METHODS: The participants (aged 6-18 years) were 23 patients raised as males and 7 patients raised as females. Control data were obtained from representatives of the patients' siblings matched for age and gender. The Pediatric Quality of Life InventoryTM Version 4.0 (PedsQL) Generic Core Scales were used as the study tool.
RESULTS: In comparison with the reference data, the patient group had significantly lower overall PedsQL (p < 0.01) and school functioning (p < 0.01) scores. Also, the total PedsQL score was significantly lower in patients with DSD who were of female social sex as compared to the controls who were females. Family income, surgical procedures, degree of virilization, and mode of puberty did not influence the PedsQL scores.
CONCLUSION: This study revealed a poorer quality of life for patients with DSD as compared to the age-matched control group. This highlights the need for a skilled multidisciplinary team to manage this group of patients.

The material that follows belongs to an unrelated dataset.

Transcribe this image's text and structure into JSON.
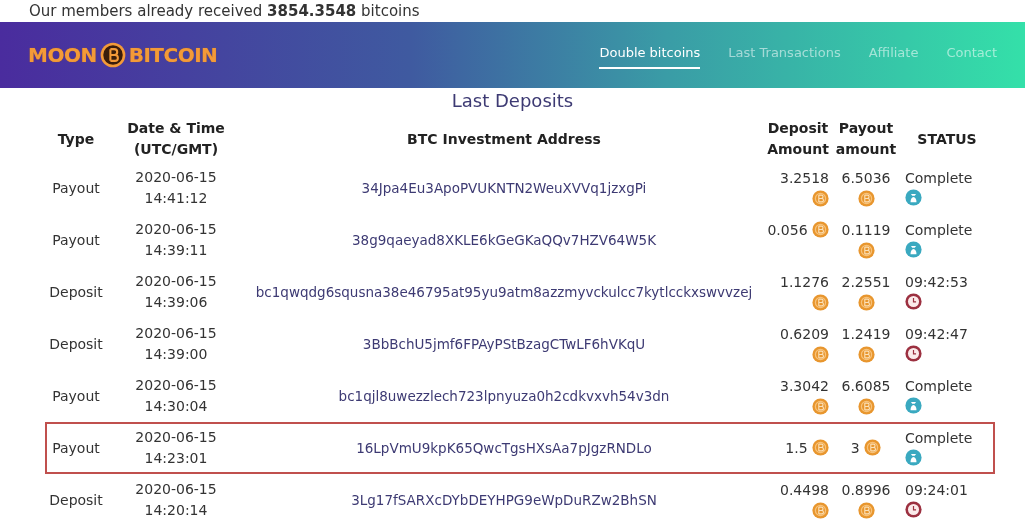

METHODS: This is a cross-sectional study involving postmenopausal women in Klang Valley, Malaysia. Data was obtained by face-to-face interview using standardised questionnaires on sociodemographic data, Menopause Rating Scale questionnaire, effect to quality of life and treatment sought.

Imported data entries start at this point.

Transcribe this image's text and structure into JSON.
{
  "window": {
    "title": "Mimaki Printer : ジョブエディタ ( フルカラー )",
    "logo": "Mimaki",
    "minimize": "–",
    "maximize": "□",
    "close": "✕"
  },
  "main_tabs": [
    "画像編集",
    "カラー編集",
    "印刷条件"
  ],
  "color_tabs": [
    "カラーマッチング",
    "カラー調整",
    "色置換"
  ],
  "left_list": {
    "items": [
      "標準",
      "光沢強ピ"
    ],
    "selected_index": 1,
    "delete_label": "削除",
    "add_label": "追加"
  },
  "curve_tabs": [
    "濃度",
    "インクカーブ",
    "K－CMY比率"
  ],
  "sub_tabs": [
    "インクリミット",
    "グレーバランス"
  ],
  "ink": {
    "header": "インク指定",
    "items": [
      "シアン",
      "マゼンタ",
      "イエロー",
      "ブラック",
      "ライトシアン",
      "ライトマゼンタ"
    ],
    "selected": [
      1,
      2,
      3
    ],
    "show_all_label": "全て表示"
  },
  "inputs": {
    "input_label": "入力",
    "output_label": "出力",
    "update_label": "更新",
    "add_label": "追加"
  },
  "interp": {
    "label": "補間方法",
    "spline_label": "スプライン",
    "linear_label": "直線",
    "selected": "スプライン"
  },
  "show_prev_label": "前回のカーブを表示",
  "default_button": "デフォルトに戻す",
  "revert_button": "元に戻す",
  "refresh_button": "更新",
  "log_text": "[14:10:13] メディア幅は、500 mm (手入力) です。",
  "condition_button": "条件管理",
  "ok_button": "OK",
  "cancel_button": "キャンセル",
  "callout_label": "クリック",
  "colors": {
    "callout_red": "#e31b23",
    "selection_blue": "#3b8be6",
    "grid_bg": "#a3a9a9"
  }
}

RESULTS: A total of 258 women, including Malays (82%), Indians (14.1%) and Chinese (3.9%) were recruited. The median age was 58 (range 45-86) years old. Joint and muscular discomfort (73.3%) and fatigue (59.3%) were the most prevalent symptoms. Significant association with ethnicity were demonstrated with Malays was found to have 3.1 times higher incidence of sexual problems than Indians, (Odds Ratio (OR) 3.103; 95%CI 1.209, 7.967) and Indian had 2.6 times higher incidence of irritability compared to Malays (OR 2.598; 95%CI 1.126, 5.992). Fifty-two percent of women felt that menopausal symptoms affected their quality of life but there were only 2.7% who were severely affected. There were 24.8% of women who sought treatment and only 20.3% of those who took hormone replacement therapy. There was no significant association found between their treatment seeking behaviour in association with ethnicity, age, parity, marital and occupational status.
CONCLUSION: Menopausal symptoms were prevalent among menopausal women, although only a small group of women who were severely affected. There was a lack of tendency in seeking treatment for menopausal symptoms among the women.

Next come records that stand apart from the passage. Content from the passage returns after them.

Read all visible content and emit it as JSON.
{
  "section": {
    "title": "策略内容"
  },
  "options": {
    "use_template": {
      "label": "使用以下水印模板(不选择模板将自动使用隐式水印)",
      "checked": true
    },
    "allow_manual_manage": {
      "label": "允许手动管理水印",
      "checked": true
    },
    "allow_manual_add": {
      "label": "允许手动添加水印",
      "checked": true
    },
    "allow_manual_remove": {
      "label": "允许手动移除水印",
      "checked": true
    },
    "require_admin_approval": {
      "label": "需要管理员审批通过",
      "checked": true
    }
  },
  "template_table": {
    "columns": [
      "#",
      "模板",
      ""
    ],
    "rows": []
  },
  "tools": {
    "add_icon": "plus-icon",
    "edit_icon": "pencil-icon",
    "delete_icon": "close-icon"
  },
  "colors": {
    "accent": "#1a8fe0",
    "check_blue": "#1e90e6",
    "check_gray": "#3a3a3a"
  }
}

PURPOSE: The aim of the study was to investigate HRQOL and its associated factors among community-dwelling older people in Kandy district, Sri Lanka.
METHOD: This cross-sectional survey involved 1300 older people. The Euro 5D-3L, International Physical Activity Questionnaire, body mass index, handgrip strength were used to measure HRQOL, physical activity and nutritional status of older people respectively. Factors associated with health-related quality of life were identified through complex sample logistic regression analysis.
RESULTS: Majority of older people (81.9%) reported poor health-related quality of life. Middle old (aOR: 12.06, 95% CI: 5.76, 25.23), very old (aOR: 174.74, 95% CI: 39.74, 768.38), vegetarian diets (aOR: 2.13, 95% CI: 1.14, 3.96), under-nutrition (aOR: 3.41, 95% CI: 1.65, 7.04) and over-nutrition (aOR: 1.85, 95% CI: 1.04, 3.28) were significantly associated with poor HRQOL. Using dentures (aOR: 0.05, 95% CI: 0.28, 0.90) was found as a protective factor for poor HRQOL.
CONCLUSIONS: HRQOL was poor among community-dwelling older people in Kandy district. Nutrition-related factors need to be further investigated to improve HRQOL among older people.